Mr. Cullum says model homes will be available for public view this November.
“We have 40 total lots and we are in the teens in terms of units sold,” he said of home sales. “These homes are not as contemporary as the resort; we are more ‘transitional’ contemporary. Everyone involved in this project wanted to get this blended effect for the hotel.”
What’s old becomes new again
The executive golf course at Mountain Shadows has been reimagined.
Forrest Richardson of Forrest Richardson and Associates has been working with Crown Realty & Development since the realty firm picked up interest in the Paradise Valley resort site. Mr. Richardson is a golf course architect who worked under celebrated golf course architect Jack Synder, who designed the beloved Mountain Shadows Golf Course.
“The main thing directly is the course will now be an 18-hole, par 3 course with the two holes now being par 4 — holes six and 15 — will become par-3 holes,” he said in a May 19 phone interview. “That change came about several years ago during the special-use permit process when it became apparent the practice range was going to go away.”
Mr. Richardson says the revamp at the Mountain Shadows Golf Course is labor of love.
“This really is a great story for me,” he said. “It is really returning to not only a golf course I played as a kid growing up in Phoenix and Paradise Valley. It was designed by Jack, who brought me into the business of golf course design.”
Mr. Richardson says local golfers are going to be brought into a 21st Century golf experience when the Mountain Shadows Golf Course reopens.
“When we go to a par-3 layout we are really taking the driver and lower clubs out of the golfer’s hand — I think that is the biggest change,” he explained. “It will be a super, high-quality golf experience with new green and new turf. The idea is that the concept of the course to continue to be a fun course.”
Adding to the fun, will be the Praying Monk Bye Hole, which will be a 200-foot chip or put challenge for golfers heading for the final hole of the round, Mr. Richardson points out.

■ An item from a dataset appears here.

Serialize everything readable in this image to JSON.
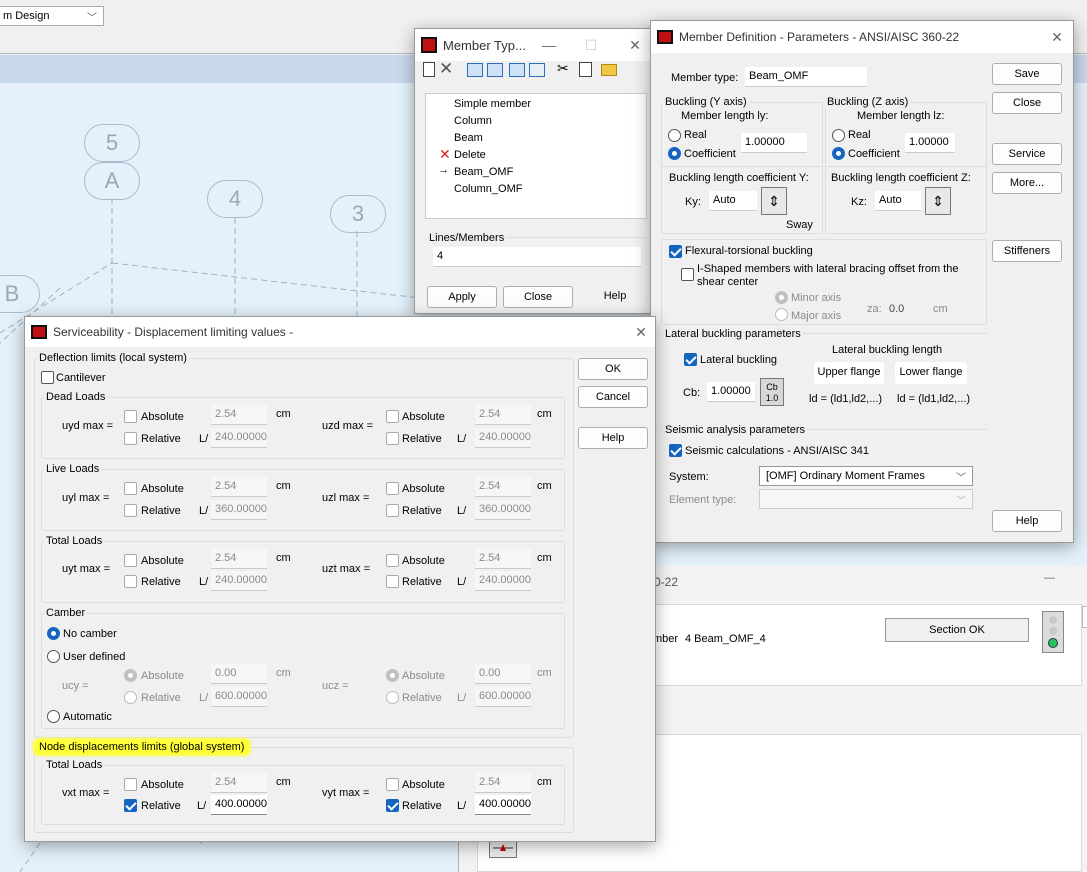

“Where hole No. 18 is we have what we are calling the Praying Monk Bye Hole,” he said. “It is a big long, neandering, cascading green, 200-feet long, where the golfers will start from one edge and choose to chip or put, and closest to the hole wins. The Praying Monk hole is just something different and fun.”
Mr. Richardson points out the golf course is the largest piece of property at the resort parcel. Designing the new course brings with it an awful lot of responsibility.
“What’s old is new again; it is just amazing what was created in 1961 and how much it is appropriate today,” he said of Mr. Snyder’s modern design for an executive level course at Mountain Shadows. “Those were pretty bold things to do back in the day,” Mr. Richardson says. “Most people were building big long golf courses. This is not going to be your parents’ golf course. It is still going to be golf at its core but it is going to be very different.”
North Valley News Editor Terrance Thornton can be contacted at 623-445-2774 or at firstname.lastname@example.org